The Scattered Proud by Gev Sweeney

Posted by on May 11, 2012 in 18th Century France, 18th Century U.S., Featured Book, Historical Research | Comments Off on The Scattered Proud by Gev Sweeney

Creatures of Conscience in a Scary World

For such a small historical (84K), The Scattered Proud is difficult to talk about. It’s too personal, I suppose: founded upon questions and subjects that have fascinated me since I was a child. In fact, several years ago, when I first blogged the opening chapters, it began with a series of those questions: “Why does a certain set of people come together to endure the unimagined horrors of life? Is it coincidence? Fate? The workings of a higher power? Or is it a little bit of everything, born of the desire to not suffer alone and the fear of dying forsaken?” Those wonderings were, I think, inspired by the opening of David Copperfield: “Whether I shall turn out to be the hero of my own life, or whether that station will be held by anybody else, these pages must show.” I wanted readers to know that The Scattered Proud, the memoirs of a fearful girl finding hope and love as she grows up among missionaries in late 18th century France and America, is a story of substance, not of mere entertainment. My narrator, Janet Watters, and the people who fill her life are creatures of conscience founded in religious principles. Their world is a scary place made mysterious yet miraculous by the lack of what we consider modern medicine and technology. They live every day knowing that death is breathing in their faces, and that life itself is a protracted test in uncertainty and tragedy.

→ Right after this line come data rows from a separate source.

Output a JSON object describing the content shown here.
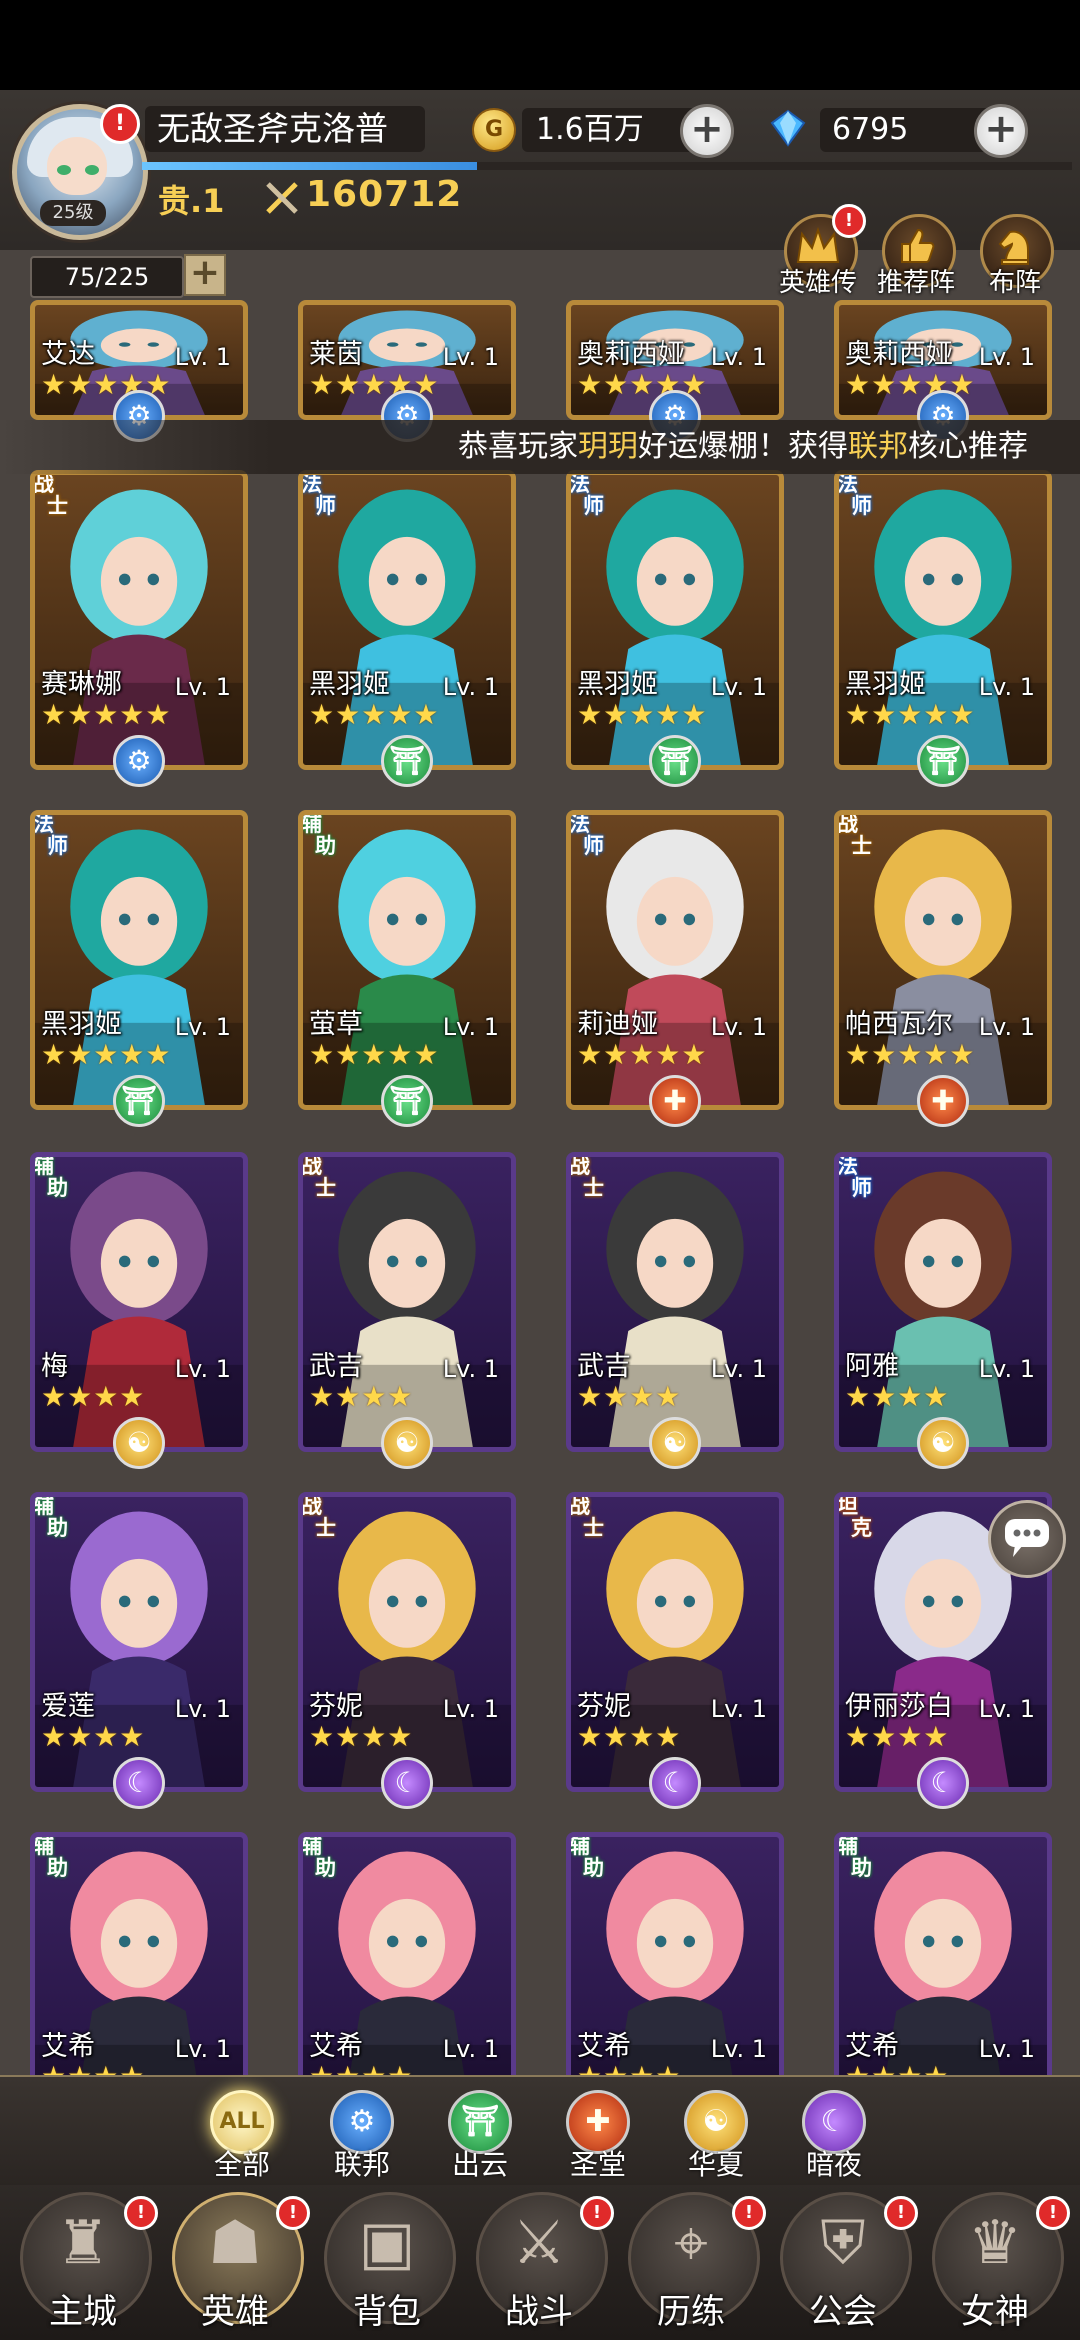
{
  "player": {
    "level_label": "25级",
    "name": "无敌圣斧克洛普",
    "gold": "1.6百万",
    "gold_icon_letter": "G",
    "diamonds": "6795",
    "rank": "贵.1",
    "power": "160712",
    "hero_count": "75/225",
    "xp_fraction": 0.36
  },
  "top_buttons": [
    {
      "label": "英雄传",
      "icon": "crown-icon",
      "badge": "!"
    },
    {
      "label": "推荐阵",
      "icon": "thumbs-up-icon"
    },
    {
      "label": "布阵",
      "icon": "chess-knight-icon"
    }
  ],
  "ticker": {
    "part1": "恭喜玩家",
    "player": "玥玥",
    "part2": "好运爆棚！获得",
    "faction": "联邦",
    "part3": "核心推荐"
  },
  "partial_row": [
    {
      "name": "艾达",
      "lv": "Lv. 1",
      "stars": 5
    },
    {
      "name": "莱茵",
      "lv": "Lv. 1",
      "stars": 5
    },
    {
      "name": "奥莉西娅",
      "lv": "Lv. 1",
      "stars": 5
    },
    {
      "name": "奥莉西娅",
      "lv": "Lv. 1",
      "stars": 5
    }
  ],
  "heroes": [
    {
      "name": "赛琳娜",
      "lv": "Lv. 1",
      "stars": 5,
      "role": "战士",
      "faction": "联邦",
      "tier": "gold",
      "hair": "#5fd0d8",
      "outfit": "#6a2a4a"
    },
    {
      "name": "黑羽姬",
      "lv": "Lv. 1",
      "stars": 5,
      "role": "法师",
      "faction": "出云",
      "tier": "gold",
      "hair": "#1fa8a0",
      "outfit": "#3fc0e0"
    },
    {
      "name": "黑羽姬",
      "lv": "Lv. 1",
      "stars": 5,
      "role": "法师",
      "faction": "出云",
      "tier": "gold",
      "hair": "#1fa8a0",
      "outfit": "#3fc0e0"
    },
    {
      "name": "黑羽姬",
      "lv": "Lv. 1",
      "stars": 5,
      "role": "法师",
      "faction": "出云",
      "tier": "gold",
      "hair": "#1fa8a0",
      "outfit": "#3fc0e0"
    },
    {
      "name": "黑羽姬",
      "lv": "Lv. 1",
      "stars": 5,
      "role": "法师",
      "faction": "出云",
      "tier": "gold",
      "hair": "#1fa8a0",
      "outfit": "#3fc0e0"
    },
    {
      "name": "萤草",
      "lv": "Lv. 1",
      "stars": 5,
      "role": "辅助",
      "faction": "出云",
      "tier": "gold",
      "hair": "#4fd0e0",
      "outfit": "#2a8a4a"
    },
    {
      "name": "莉迪娅",
      "lv": "Lv. 1",
      "stars": 5,
      "role": "法师",
      "faction": "圣堂",
      "tier": "gold",
      "hair": "#e8e8e8",
      "outfit": "#c04a5a"
    },
    {
      "name": "帕西瓦尔",
      "lv": "Lv. 1",
      "stars": 5,
      "role": "战士",
      "faction": "圣堂",
      "tier": "gold",
      "hair": "#e8b84a",
      "outfit": "#8a8ea0"
    },
    {
      "name": "梅",
      "lv": "Lv. 1",
      "stars": 4,
      "role": "辅助",
      "faction": "华夏",
      "tier": "purple",
      "hair": "#7a4a8a",
      "outfit": "#b02a3a"
    },
    {
      "name": "武吉",
      "lv": "Lv. 1",
      "stars": 4,
      "role": "战士",
      "faction": "华夏",
      "tier": "purple",
      "hair": "#3a3a3a",
      "outfit": "#e8e0c8"
    },
    {
      "name": "武吉",
      "lv": "Lv. 1",
      "stars": 4,
      "role": "战士",
      "faction": "华夏",
      "tier": "purple",
      "hair": "#3a3a3a",
      "outfit": "#e8e0c8"
    },
    {
      "name": "阿雅",
      "lv": "Lv. 1",
      "stars": 4,
      "role": "法师",
      "faction": "华夏",
      "tier": "purple",
      "hair": "#6a3a2a",
      "outfit": "#6ac0b0"
    },
    {
      "name": "爱莲",
      "lv": "Lv. 1",
      "stars": 4,
      "role": "辅助",
      "faction": "暗夜",
      "tier": "purple",
      "hair": "#9a6ad0",
      "outfit": "#3a2a6a"
    },
    {
      "name": "芬妮",
      "lv": "Lv. 1",
      "stars": 4,
      "role": "战士",
      "faction": "暗夜",
      "tier": "purple",
      "hair": "#e8b84a",
      "outfit": "#3a2a3a"
    },
    {
      "name": "芬妮",
      "lv": "Lv. 1",
      "stars": 4,
      "role": "战士",
      "faction": "暗夜",
      "tier": "purple",
      "hair": "#e8b84a",
      "outfit": "#3a2a3a"
    },
    {
      "name": "伊丽莎白",
      "lv": "Lv. 1",
      "stars": 4,
      "role": "坦克",
      "faction": "暗夜",
      "tier": "purple",
      "hair": "#d8d8e8",
      "outfit": "#8a2a8a"
    },
    {
      "name": "艾希",
      "lv": "Lv. 1",
      "stars": 4,
      "role": "辅助",
      "faction": "暗夜",
      "tier": "purple",
      "hair": "#f08aa0",
      "outfit": "#2a2a3a"
    },
    {
      "name": "艾希",
      "lv": "Lv. 1",
      "stars": 4,
      "role": "辅助",
      "faction": "暗夜",
      "tier": "purple",
      "hair": "#f08aa0",
      "outfit": "#2a2a3a"
    },
    {
      "name": "艾希",
      "lv": "Lv. 1",
      "stars": 4,
      "role": "辅助",
      "faction": "暗夜",
      "tier": "purple",
      "hair": "#f08aa0",
      "outfit": "#2a2a3a"
    },
    {
      "name": "艾希",
      "lv": "Lv. 1",
      "stars": 4,
      "role": "辅助",
      "faction": "暗夜",
      "tier": "purple",
      "hair": "#f08aa0",
      "outfit": "#2a2a3a"
    }
  ],
  "filters": [
    {
      "label": "全部",
      "icon": "ALL",
      "key": "all",
      "active": true
    },
    {
      "label": "联邦",
      "icon": "⚙",
      "key": "lianbang"
    },
    {
      "label": "出云",
      "icon": "⛩",
      "key": "chuyun"
    },
    {
      "label": "圣堂",
      "icon": "✚",
      "key": "shengtang"
    },
    {
      "label": "华夏",
      "icon": "☯",
      "key": "huaxia"
    },
    {
      "label": "暗夜",
      "icon": "☾",
      "key": "anye"
    }
  ],
  "nav": [
    {
      "label": "主城",
      "icon": "castle-icon",
      "badge": "!"
    },
    {
      "label": "英雄",
      "icon": "hero-hood-icon",
      "badge": "!",
      "active": true
    },
    {
      "label": "背包",
      "icon": "backpack-icon"
    },
    {
      "label": "战斗",
      "icon": "crossed-swords-icon",
      "badge": "!"
    },
    {
      "label": "历练",
      "icon": "map-icon",
      "badge": "!"
    },
    {
      "label": "公会",
      "icon": "guild-shield-icon",
      "badge": "!"
    },
    {
      "label": "女神",
      "icon": "goddess-icon",
      "badge": "!"
    }
  ],
  "colors": {
    "gold_text": "#f7cf55",
    "star": "#ffd84a",
    "gold_frame": "#b88a3a",
    "purple_frame": "#5a3a8a"
  }
}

I’ve always loved history, especially the history of Federal America, which roughly encompasses the period from 1776 and the start of the War for Independence through the first quarter of the 19th century. I think it’s because I grew up in New Jersey, which was one of the original Thirteen Colonies and is loaded with historic sites and artifacts, including buildings, battlegrounds and publications. History smells like home to me, and I’ve always liked to see the times captured with a certain degree of authenticity in print and film.

An early reader called The Scattered Proud “an American Jane Eyre.” I’ve never denied that my retiring, unpretty narrator and her name, Janet, are deliberate echoes of Bronte’s heroine. But there, I think, the similarity ends. When I set out writing the story that became The Scattered Proud, I wanted to tell the kind of tale that I had grown up reading and that people didn’t tell any more. I wanted to write something that recalled the classics. And I wanted to touch upon a subject that few people knew about. As it turns out, I touched upon several subjects, some of which reach beyond the eight years covered in the book.

I think it helped that when I thought of the story that would become The Scattered Proud, I was working with the French and living in New York, and everyone was getting ready to celebrate the Bicentennial of the French Revolution. I also had access to some terrific research materials at the New York Public Library, including bound volumes of the Moniteur Universel, the French national newspaper during the Revolution, and original maps of Paris. I would spend hours in the main reading room, poring over those papers, reading transcripts from sessions of the two legislative houses, the Council of 500 and the smaller Council of Ancients, as well as adverts for things like operas and horse shows.

While all this added layers of small details to my understanding of the daily life of people in the later years of the Revolution, I learned, too, of the extent of the massive dechristianization of the country. The French revolutionaries viewed the Roman Catholic Church as an evil tool of the aristocracy as well as its breeding ground. Crushing the Church was as essential as executing King Louis XVI and his family. The dechristianization was a methodical eradication that saw the closing or razing of churches, convents and monasteries, and the changing of the calendar to rid the week of Sunday. Clergy who refused to abandon their orders and swear allegiance to the new government and its bizarre, atheistic cult of Wisdom were prosecuted and executed.

To my surprise, the persecution of the clergy continued into the later years of the 1790s. When Janet joins the Episcopal Church’s secret mission in Paris in 1798, it still is a crime to be Christian and to practice a Christian religion in public. Though Kit DeWaere, the mission’s young vicar, is a Protestant, he’s still a Christian and risks arrest if he’s caught ministering in public, especially since he runs around Paris with a small Book of Common Prayer hidden in the tails of his Directory coat. Add to this the fact that France and America were engaged in the Quasi War, a naval war over shipping in the Caribbean, and the 1798 was a pretty dreadful time to be American or Christian in France.

Now speaking of coattails: I’d grown up reading War and Peace, watching period movies that featured Men in Breeches, and eyed many a piece of historical clothing at the Metropolitan Museum of Art, but I never realized those tails could hold pockets until watching a performance by the Spanish Riding School at Madison Square Garden in the early 1980s. The riders rewarded their horses for doing complex steps with treats that they carried in pockets sewn into the underside of their coattails.

Sometimes the realities of history are delightfully closer than we think.

Gev Sweeney, April 9, 2012